And lastly, summiting South Sister, the third tallest mountain in Oregon, was a challenging yet rewarding experience. We started super early, at 3 am, to watch the sunrise as we summited. It’s just another world up there; I am happiest in the mountains. ​

© Hannah Hickman

You drive a Subaru Outback Wilderness. Why is this your vehicle of choice?​

I recently upgraded my Crosstrek to an Outback as I needed more space and better fuel consumption. I put over 26,000 miles on my car last year, so space and consumption are important considerations. It handles well both on and off the road, takes all my gear and dogs and still has potential for further enhancements. ​

© Hannah Hickman

You have the Front Runner Roof Top Tent and not a ground tent. Why? ​

As a solo female adventurer, I feel so much safer in my Roof Tent on top of the car. It’s also one less item inside my car, easy to set up, extremely comfortable, and more durable than a ground tent. ​

How do you stay comfy and safe on your adventures?​

I tend to adventure solo with the dogs, so I always tell someone where I am going and update them when I return. I carry a few forms of self-defense and a satellite communication device in an emergency. ​

© Hannah Hickman

Tell us about some of the Front Runner kit on your Subaru. ​

You have no idea how many comments I get about my Subaru and how it has been kitted out, especially in the Pacific Northwest. I have several friends with much bigger rigs; I don’t think I am limited in where I can go compared to them. ​

My Front Runner Slimline II Roof Rack carries my recovery gear; this gives me extra security when going off-road. Once in camp, I get out the Expander Table, Expander Chair and CADAC Safari Chef 30 camp stove. I like to set up my kitchen under my Easy-Out Awning for shade, then hang my Camp Kitchen Utensil Set up under the awning. This works well for me, and I can cook for my friends from here. My 20-litre Pro Water Tank means I have enough water for myself and the dogs when away for the weekend. ​

© Hannah Hickman

Does the RTT come off in the winter? How do your winter getaways differ in terms of kit? ​

I take it off in the winter but replace it with traction boards and Wolf Pack Pro storage boxes, which hold all my winter gear. I don’t camp in the winter (unless we backpack to a warm snow shelter) because I wouldn’t say I like the cold. I tend to swap activities in the winter and do snowshoeing and snowboarding instead of off-roading and camping. ​

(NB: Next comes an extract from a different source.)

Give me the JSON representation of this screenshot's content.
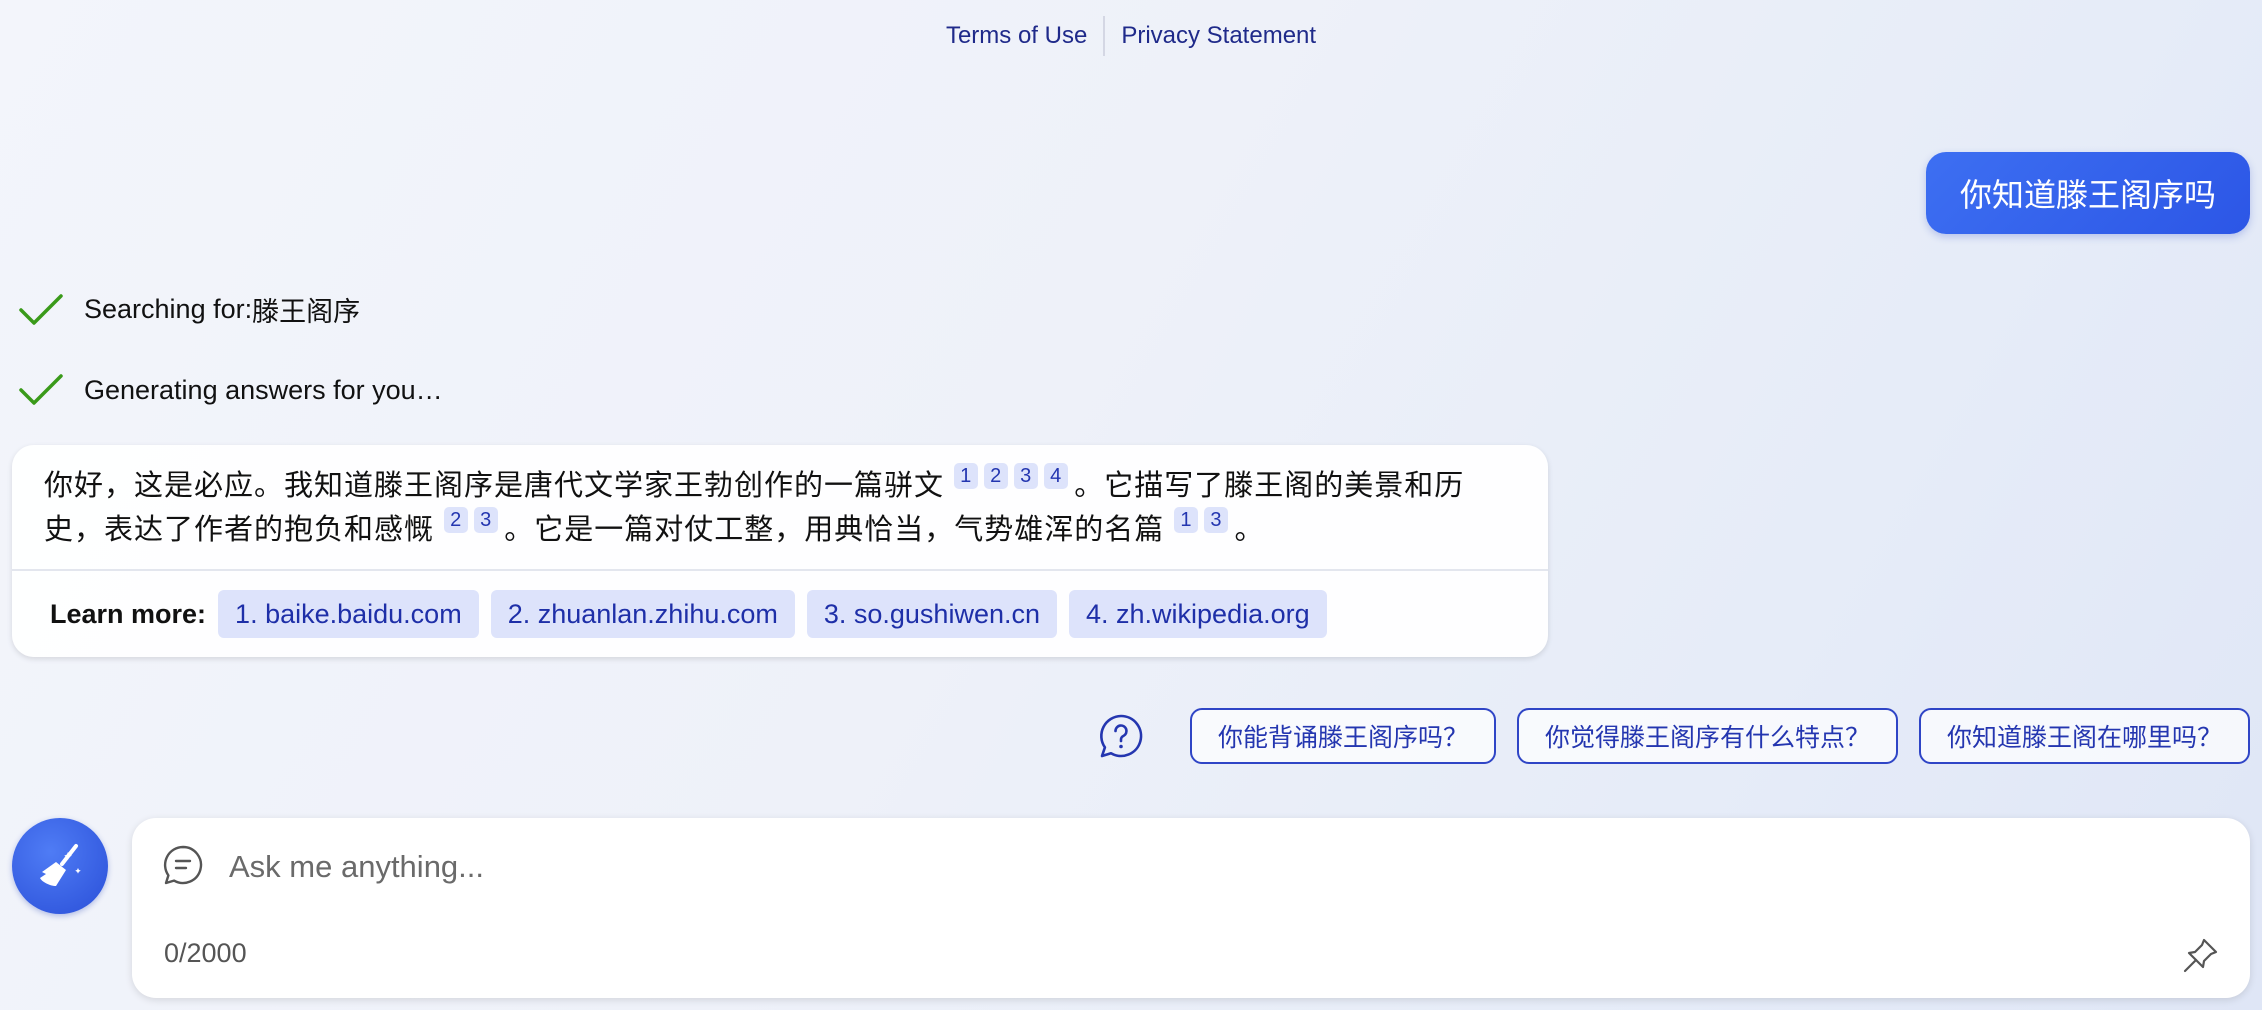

The Great American Outdoors seem to be your happy place. What advice do you have for other young, aspiring adventurers? ​

Just get out there; there is no wrong way to explore the outdoors and enjoy the views. Just remember to leave no trace that you have been there. Do research on where you are going and make sure you are prepared. It will all come naturally as you get out more and find your niche. Everyone can enjoy the outdoors as it is such a fantastic place.